- Goal of the exercise:
Exclude all images and print the entries below exactly.

- Source information:

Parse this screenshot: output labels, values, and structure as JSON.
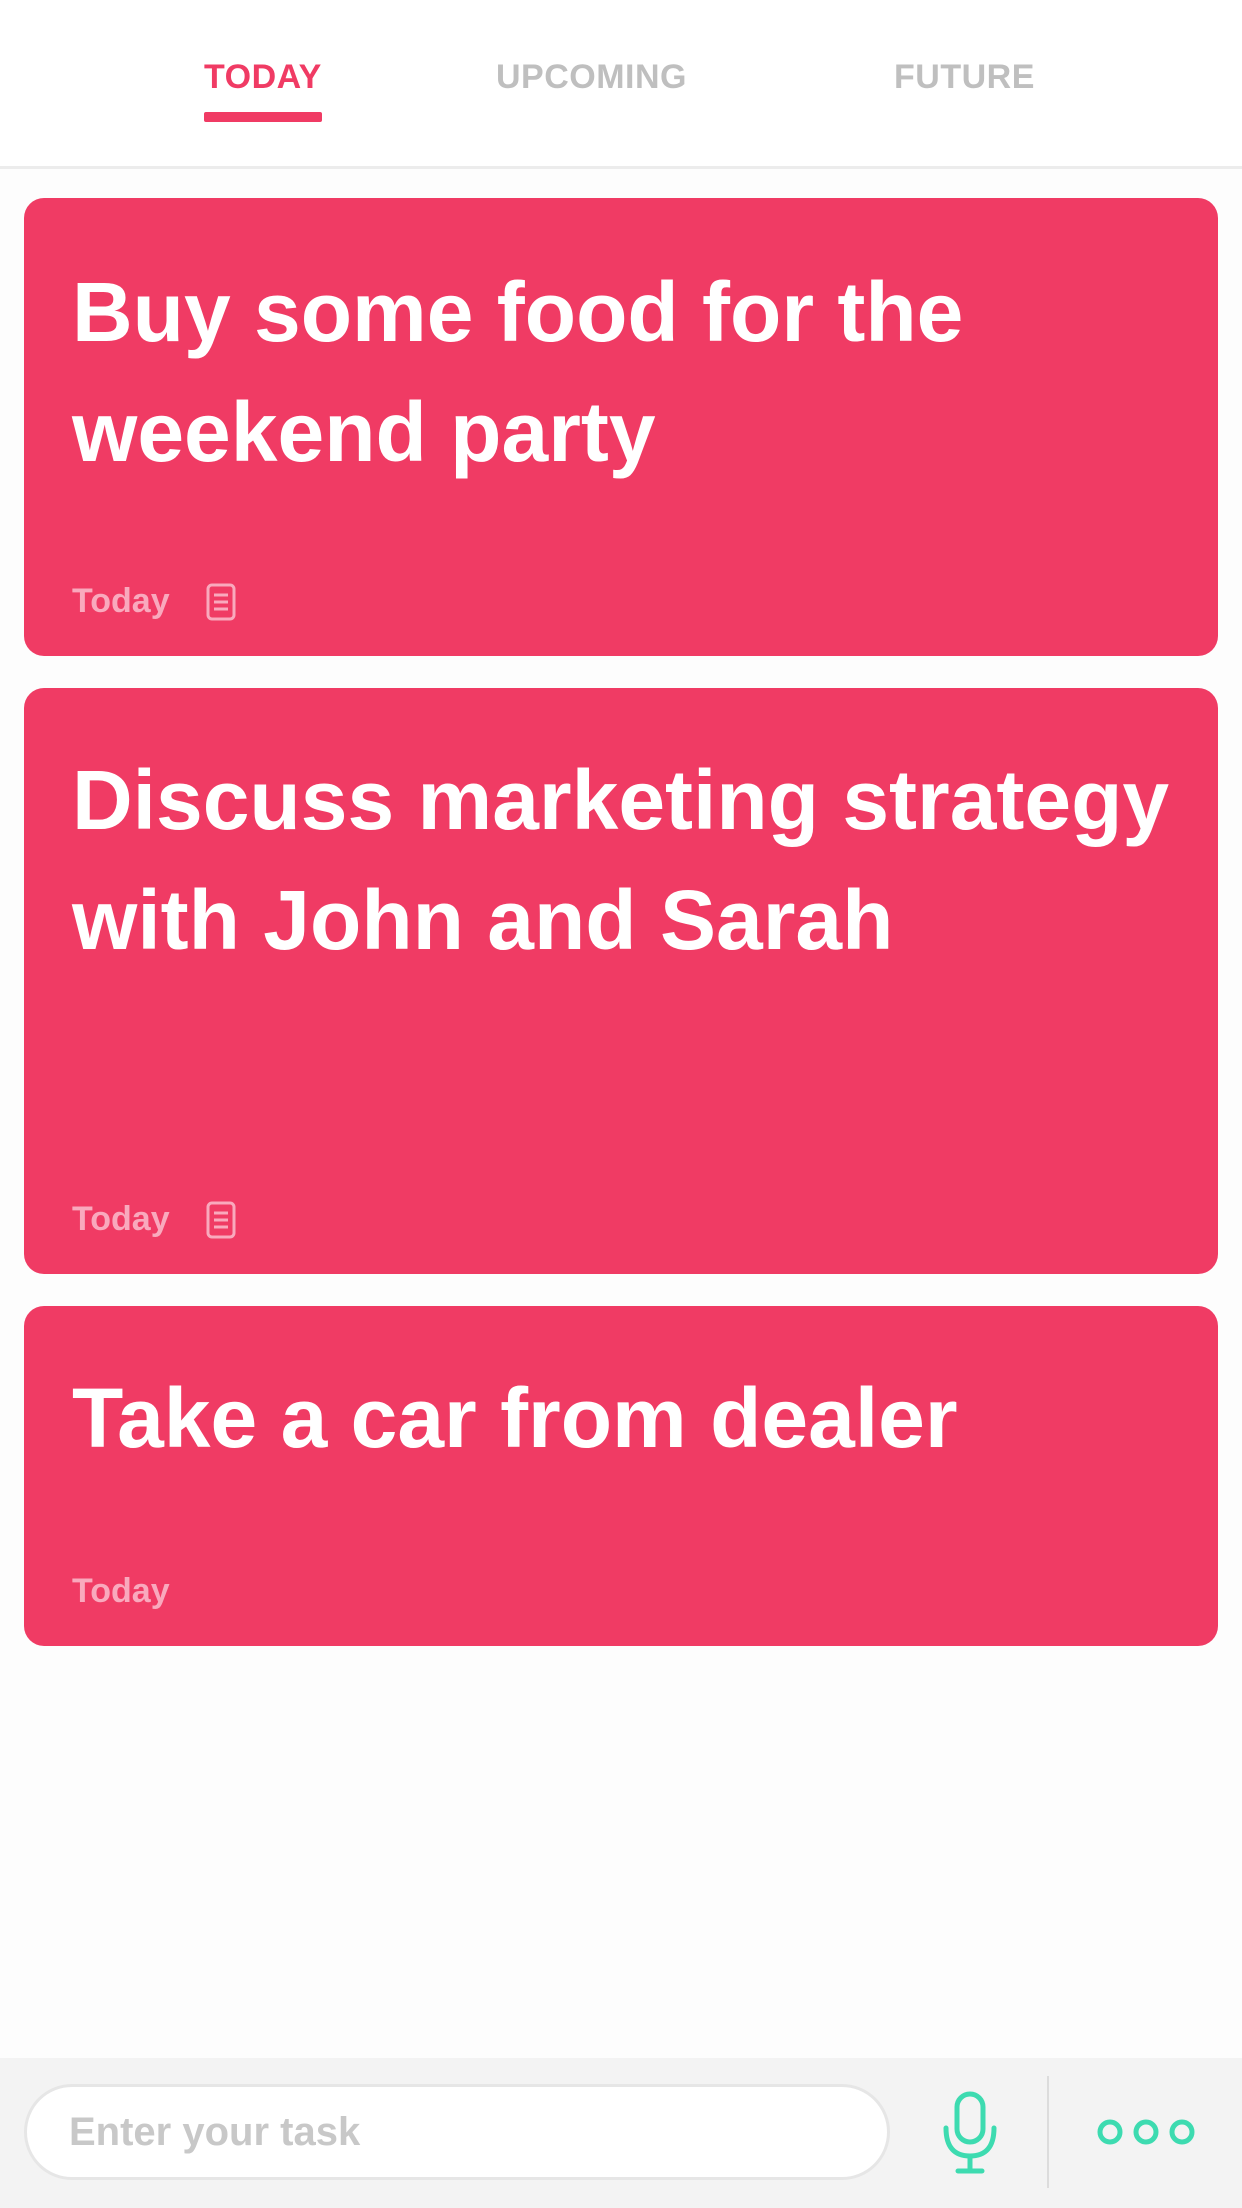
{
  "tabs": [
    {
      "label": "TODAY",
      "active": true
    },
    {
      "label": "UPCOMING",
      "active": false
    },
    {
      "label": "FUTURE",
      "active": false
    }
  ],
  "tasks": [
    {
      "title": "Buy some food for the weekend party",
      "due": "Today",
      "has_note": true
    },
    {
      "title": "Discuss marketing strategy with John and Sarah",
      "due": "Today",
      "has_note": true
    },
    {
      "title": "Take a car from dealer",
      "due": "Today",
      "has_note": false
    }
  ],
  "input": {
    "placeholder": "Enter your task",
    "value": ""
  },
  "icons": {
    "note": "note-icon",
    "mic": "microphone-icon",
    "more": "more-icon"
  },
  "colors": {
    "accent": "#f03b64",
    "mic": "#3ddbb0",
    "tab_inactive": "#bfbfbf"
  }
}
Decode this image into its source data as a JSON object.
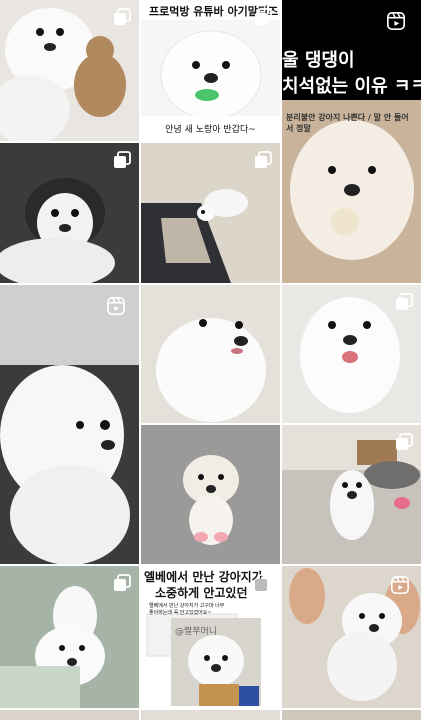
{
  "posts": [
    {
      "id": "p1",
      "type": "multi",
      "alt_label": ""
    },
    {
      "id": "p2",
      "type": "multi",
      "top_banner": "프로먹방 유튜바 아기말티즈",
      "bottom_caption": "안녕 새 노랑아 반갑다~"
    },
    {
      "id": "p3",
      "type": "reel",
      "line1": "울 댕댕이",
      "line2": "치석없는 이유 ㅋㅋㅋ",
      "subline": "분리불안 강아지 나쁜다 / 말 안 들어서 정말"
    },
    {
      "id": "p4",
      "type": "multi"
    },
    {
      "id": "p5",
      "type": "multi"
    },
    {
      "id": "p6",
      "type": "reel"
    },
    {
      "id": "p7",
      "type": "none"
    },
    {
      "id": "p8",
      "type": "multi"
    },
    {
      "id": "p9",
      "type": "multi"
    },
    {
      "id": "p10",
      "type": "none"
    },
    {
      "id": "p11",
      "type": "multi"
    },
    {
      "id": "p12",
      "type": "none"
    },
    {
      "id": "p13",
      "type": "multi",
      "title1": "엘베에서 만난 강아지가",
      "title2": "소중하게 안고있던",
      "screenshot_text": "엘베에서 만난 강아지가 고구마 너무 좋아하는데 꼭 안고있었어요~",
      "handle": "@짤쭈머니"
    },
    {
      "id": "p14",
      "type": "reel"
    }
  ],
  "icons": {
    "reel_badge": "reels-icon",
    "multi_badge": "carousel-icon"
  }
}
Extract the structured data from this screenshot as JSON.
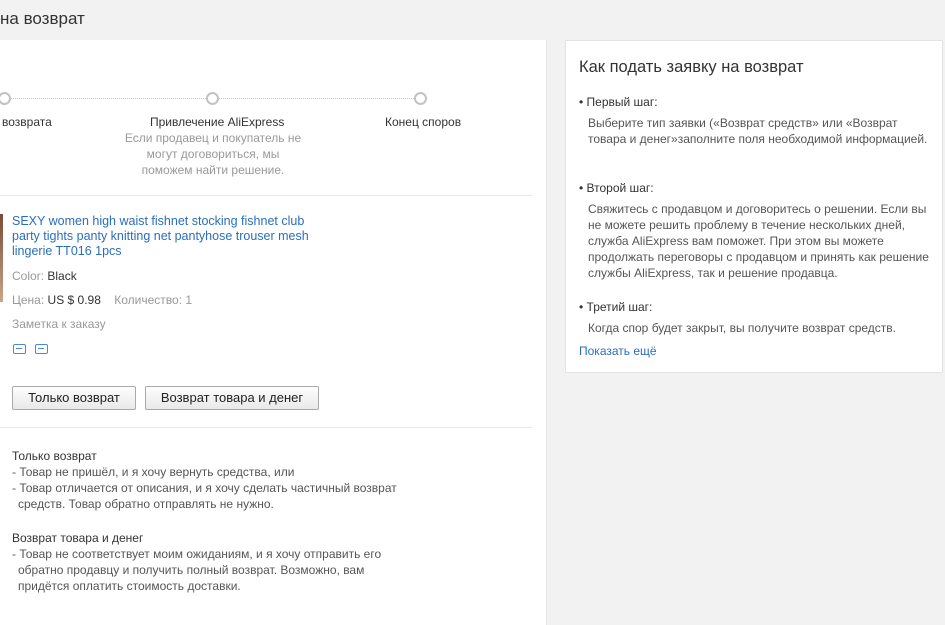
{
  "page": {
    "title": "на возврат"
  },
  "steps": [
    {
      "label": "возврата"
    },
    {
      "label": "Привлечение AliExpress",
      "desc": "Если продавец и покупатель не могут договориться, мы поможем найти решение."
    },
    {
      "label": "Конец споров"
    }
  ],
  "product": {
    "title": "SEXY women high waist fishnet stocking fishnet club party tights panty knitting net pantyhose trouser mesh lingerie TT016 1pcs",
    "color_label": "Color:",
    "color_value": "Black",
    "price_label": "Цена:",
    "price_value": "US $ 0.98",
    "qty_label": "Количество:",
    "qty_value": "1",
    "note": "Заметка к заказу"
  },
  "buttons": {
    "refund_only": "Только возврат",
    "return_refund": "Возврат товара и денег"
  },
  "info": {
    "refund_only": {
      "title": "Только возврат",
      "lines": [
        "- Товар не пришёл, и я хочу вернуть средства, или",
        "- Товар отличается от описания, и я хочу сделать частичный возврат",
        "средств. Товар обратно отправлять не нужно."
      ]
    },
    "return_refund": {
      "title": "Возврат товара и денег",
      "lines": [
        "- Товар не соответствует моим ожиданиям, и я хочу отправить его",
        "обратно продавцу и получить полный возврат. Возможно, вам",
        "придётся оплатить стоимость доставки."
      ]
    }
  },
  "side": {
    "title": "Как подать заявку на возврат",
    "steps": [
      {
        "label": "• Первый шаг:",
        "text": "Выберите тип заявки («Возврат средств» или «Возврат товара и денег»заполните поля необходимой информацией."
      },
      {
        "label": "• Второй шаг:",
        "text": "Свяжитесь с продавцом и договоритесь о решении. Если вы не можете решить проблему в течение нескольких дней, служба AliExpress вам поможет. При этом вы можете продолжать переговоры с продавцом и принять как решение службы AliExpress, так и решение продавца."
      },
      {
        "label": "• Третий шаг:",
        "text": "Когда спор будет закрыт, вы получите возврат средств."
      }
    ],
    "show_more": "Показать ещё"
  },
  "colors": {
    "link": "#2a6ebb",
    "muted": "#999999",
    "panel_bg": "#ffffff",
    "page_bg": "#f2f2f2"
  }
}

- Output:
Parse this screenshot: output labels, values, and structure as JSON.
{
  "tabs": [
    {
      "label": "TODAY",
      "active": true
    },
    {
      "label": "UPCOMING",
      "active": false
    },
    {
      "label": "FUTURE",
      "active": false
    }
  ],
  "tasks": [
    {
      "title": "Buy some food for the weekend party",
      "due": "Today",
      "has_note": true
    },
    {
      "title": "Discuss marketing strategy with John and Sarah",
      "due": "Today",
      "has_note": true
    },
    {
      "title": "Take a car from dealer",
      "due": "Today",
      "has_note": false
    }
  ],
  "input": {
    "placeholder": "Enter your task",
    "value": ""
  },
  "icons": {
    "note": "note-icon",
    "mic": "microphone-icon",
    "more": "more-icon"
  },
  "colors": {
    "accent": "#f03b64",
    "mic": "#3ddbb0",
    "tab_inactive": "#bfbfbf"
  }
}
Decode this image into its source data as a JSON object.
{
  "posts": [
    {
      "id": "p1",
      "type": "multi",
      "alt_label": ""
    },
    {
      "id": "p2",
      "type": "multi",
      "top_banner": "프로먹방 유튜바 아기말티즈",
      "bottom_caption": "안녕 새 노랑아 반갑다~"
    },
    {
      "id": "p3",
      "type": "reel",
      "line1": "울 댕댕이",
      "line2": "치석없는 이유 ㅋㅋㅋ",
      "subline": "분리불안 강아지 나쁜다 / 말 안 들어서 정말"
    },
    {
      "id": "p4",
      "type": "multi"
    },
    {
      "id": "p5",
      "type": "multi"
    },
    {
      "id": "p6",
      "type": "reel"
    },
    {
      "id": "p7",
      "type": "none"
    },
    {
      "id": "p8",
      "type": "multi"
    },
    {
      "id": "p9",
      "type": "multi"
    },
    {
      "id": "p10",
      "type": "none"
    },
    {
      "id": "p11",
      "type": "multi"
    },
    {
      "id": "p12",
      "type": "none"
    },
    {
      "id": "p13",
      "type": "multi",
      "title1": "엘베에서 만난 강아지가",
      "title2": "소중하게 안고있던",
      "screenshot_text": "엘베에서 만난 강아지가 고구마 너무 좋아하는데 꼭 안고있었어요~",
      "handle": "@짤쭈머니"
    },
    {
      "id": "p14",
      "type": "reel"
    }
  ],
  "icons": {
    "reel_badge": "reels-icon",
    "multi_badge": "carousel-icon"
  }
}
Extract the structured data from this screenshot as JSON.
{
  "page": {
    "title": "на возврат"
  },
  "steps": [
    {
      "label": "возврата"
    },
    {
      "label": "Привлечение AliExpress",
      "desc": "Если продавец и покупатель не могут договориться, мы поможем найти решение."
    },
    {
      "label": "Конец споров"
    }
  ],
  "product": {
    "title": "SEXY women high waist fishnet stocking fishnet club party tights panty knitting net pantyhose trouser mesh lingerie TT016 1pcs",
    "color_label": "Color:",
    "color_value": "Black",
    "price_label": "Цена:",
    "price_value": "US $ 0.98",
    "qty_label": "Количество:",
    "qty_value": "1",
    "note": "Заметка к заказу"
  },
  "buttons": {
    "refund_only": "Только возврат",
    "return_refund": "Возврат товара и денег"
  },
  "info": {
    "refund_only": {
      "title": "Только возврат",
      "lines": [
        "- Товар не пришёл, и я хочу вернуть средства, или",
        "- Товар отличается от описания, и я хочу сделать частичный возврат",
        "средств. Товар обратно отправлять не нужно."
      ]
    },
    "return_refund": {
      "title": "Возврат товара и денег",
      "lines": [
        "- Товар не соответствует моим ожиданиям, и я хочу отправить его",
        "обратно продавцу и получить полный возврат. Возможно, вам",
        "придётся оплатить стоимость доставки."
      ]
    }
  },
  "side": {
    "title": "Как подать заявку на возврат",
    "steps": [
      {
        "label": "• Первый шаг:",
        "text": "Выберите тип заявки («Возврат средств» или «Возврат товара и денег»заполните поля необходимой информацией."
      },
      {
        "label": "• Второй шаг:",
        "text": "Свяжитесь с продавцом и договоритесь о решении. Если вы не можете решить проблему в течение нескольких дней, служба AliExpress вам поможет. При этом вы можете продолжать переговоры с продавцом и принять как решение службы AliExpress, так и решение продавца."
      },
      {
        "label": "• Третий шаг:",
        "text": "Когда спор будет закрыт, вы получите возврат средств."
      }
    ],
    "show_more": "Показать ещё"
  },
  "colors": {
    "link": "#2a6ebb",
    "muted": "#999999",
    "panel_bg": "#ffffff",
    "page_bg": "#f2f2f2"
  }
}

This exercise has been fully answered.